As Capitol Hill negotiators fleshed out details of last week's epic budget deal, Democrats and Republicans prepared for the next set of confrontations over federal spending, including the future of Medicare and Medicaid.
White House officials said President Obama would present his long-term debt-reduction strategy Wednesday in a speech that would include his insistence that the nation could not afford to preserve George W. Bush-era tax cuts for the wealthiest Americans.
And by the end of the week, House Republicans plan to vote on their 2012 budget blueprint, which would slash domestic spending, reduce income tax rates and start turning Medicare into a private program.
The $38-billion agreement that kept the government from shutting down at midnight Friday preserves Head Start preschool funds and the Pell Grant program for college students, the White House said Sunday night, but reduces housing assistance and other programs in the Labor, Education and Health and Human Services departments.
According to the White House website, Obama saved his signature education program, Race to the Top, but cut earmarked transportation projects and crop insurance rebate programs. The administration characterized cuts at the State Department and Foreign Operations as "significant."
Congressional sources cautioned, however, that final details were in flux as negotiators searched line by line to reach the $38-billion reduction. The package covers the remainder of the 2011 fiscal year, which ends Sept. 30.
Now, the battle moves to 2012 and whether to raise the federal debt ceiling. The spending debate is expected to dominate Washington in the months ahead and spill into the presidential campaign, with competing outlooks on the appropriate role of the federal government.
"It's going to be a tough fight — how are we going to reduce the deficit, get on a more sustainable fiscal trajectory but in a way that doesn't compromise" economic progress, White House advisor David Plouffe said on NBC's "Meet the Press" on Sunday.
Republicans have criticized the president for failing to present a comprehensive debt-reduction plan when he outlined his proposed 2012 budget this year.
A detailed blueprint from the GOP's budget guru, Rep. Paul D. Ryan of Wisconsin, would drastically reorder the federal government. Aside from lowering the top tax rates for corporations and individuals to 25% from 35%, it would fundamentally shrink the federal role in the delivery of healthcare to the poor, disabled and future generations of seniors.
"We want to move from talking about saving billions of dollars to going on and saving trillions of dollars," Ryan told "Meet the Press."
Voters are focusing on the nation's record deficits and debt, both of which grew during the economic downturn as tax revenue plummeted and Washington spent money to shore up the economy and help the jobless.
Now at nearly $14.3 trillion, the national debt will hit its legal limit in weeks, and Congress will be asked to grant the government additional borrowing authority.
The vote has been routine, if politically unpopular, in past years. Under President George W. Bush, Congress voted seven times to raise the debt limit.

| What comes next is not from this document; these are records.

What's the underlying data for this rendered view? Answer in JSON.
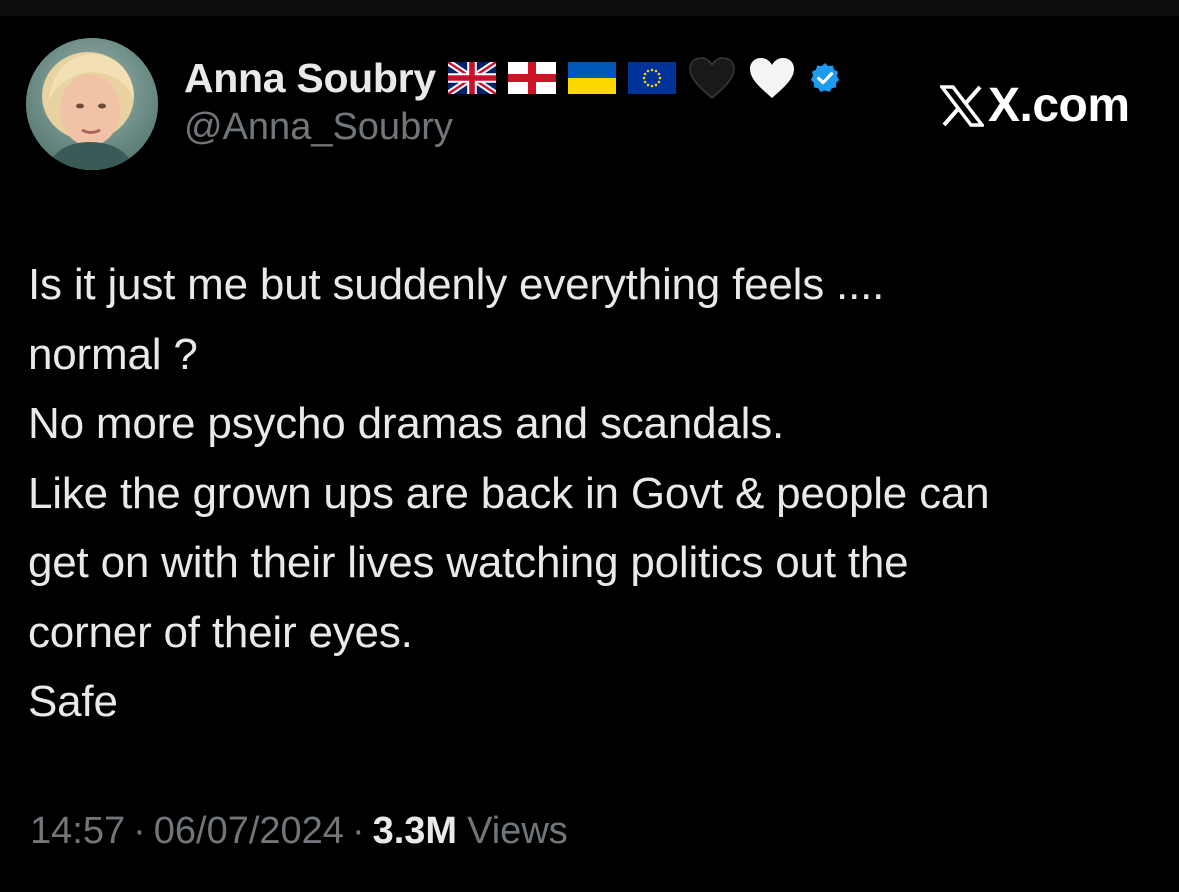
{
  "post": {
    "author": {
      "display_name": "Anna Soubry",
      "handle": "@Anna_Soubry",
      "avatar_icon": "profile-photo-avatar",
      "verified_badge_color": "#1d9bf0",
      "emoji_icons": [
        "uk-flag-icon",
        "england-flag-icon",
        "ukraine-flag-icon",
        "eu-flag-icon",
        "black-heart-icon",
        "white-heart-icon"
      ]
    },
    "brand": {
      "text": "X.com"
    },
    "body_lines": [
      "Is it just me but suddenly everything feels  ....",
      "normal ?",
      "No more psycho dramas and scandals.",
      "Like the grown ups are back in Govt & people can",
      "get on with their lives watching politics out the",
      "corner of their eyes.",
      "Safe"
    ],
    "meta": {
      "time": "14:57",
      "separator": "·",
      "date": "06/07/2024",
      "views_count": "3.3M",
      "views_label": "Views"
    }
  },
  "colors": {
    "background": "#000000",
    "primary_text": "#e7e9ea",
    "secondary_text": "#71767b",
    "accent": "#1d9bf0"
  }
}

If Congress fails to act, the economic fallout would be severe, analysts and business leaders warn. They predict that interest rates would increase, dramatically affecting mortgages, consumer purchases and business lending.

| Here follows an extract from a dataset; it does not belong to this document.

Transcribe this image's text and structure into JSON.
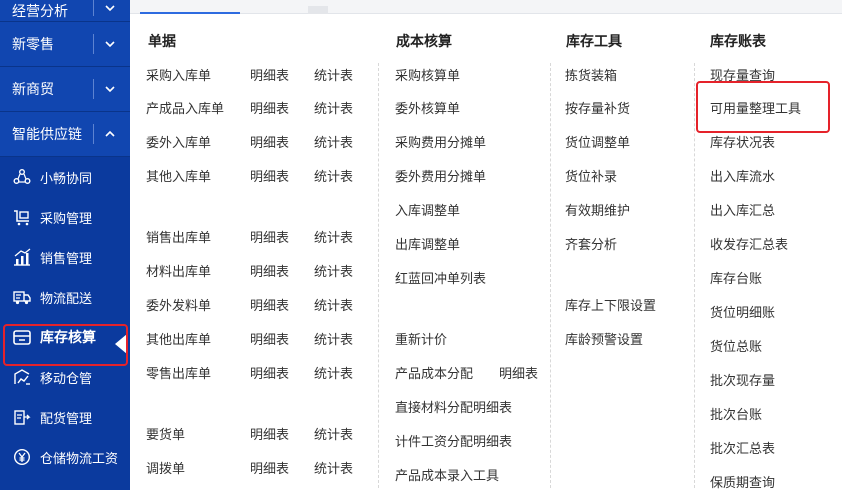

Republicans intend to try to extract new budget restraints from the White House in exchange for voting to raise the debt limit. They may fight for statutory spending caps or a balanced budget amendment to the Constitution.
"The president just can't waltz in and say, 'We're going to have a debt crisis if you don't raise the debt limit,' " Sen. Jeff Sessions of Alabama, the top Republican on the Budget Committee, told CBS' "Face the Nation."
Congress is set to vote this week on the package of $38 billion in budget cuts.
The series of stopgap spending measures included $12.5 billion to be cut from programs Obama had planned to terminate this year, as well as earmarked requests from lawmakers for home-state projects.
Of the remaining reductions, nearly $18 billion is expected to come from one-time cuts or accounts with unspent money — a strategy Democrats employed to save domestic programs from deep reductions that would be difficult to undo in future years.
Obama's speech Wednesday is expected to discuss what many budget experts see as the deficit drivers — Medicare, the popular healthcare program for seniors, and Medicaid, which assists millions of the poor and disabled.
"You're going to have to look at Medicare and Medicaid and see what kind of savings you can get," Plouffe told "Meet the Press."
Ryan's 2012 budget proposed major changes to the longstanding federal programs.
For Medicare, seniors would receive a stipend to buy insurance on the private market. Analysts expect it would raise individual out-of-pocket health costs while making federal costs more stable and predictable.
For Medicaid, Republicans would shift control and cost for much of the program to states, giving governors greater say in how the services are run and which residents are eligible. In addition to the poor and disabled, many Medicaid recipients are low-income seniors.
Ryan's budget also would make permanent the tax breaks extended last year in a compromise between Obama and Congress, rather than allow them to expire in two years.
The president wants to terminate the tax cuts for individuals earning more than $200,000 and families earning more than $250,000.
"The president's goal, and he's been clear about this, is to protect the middle class as we move forward here," Plouffe said. "So people like him, as he'll say, who have been very fortunate in life, have the ability to pay a little bit more."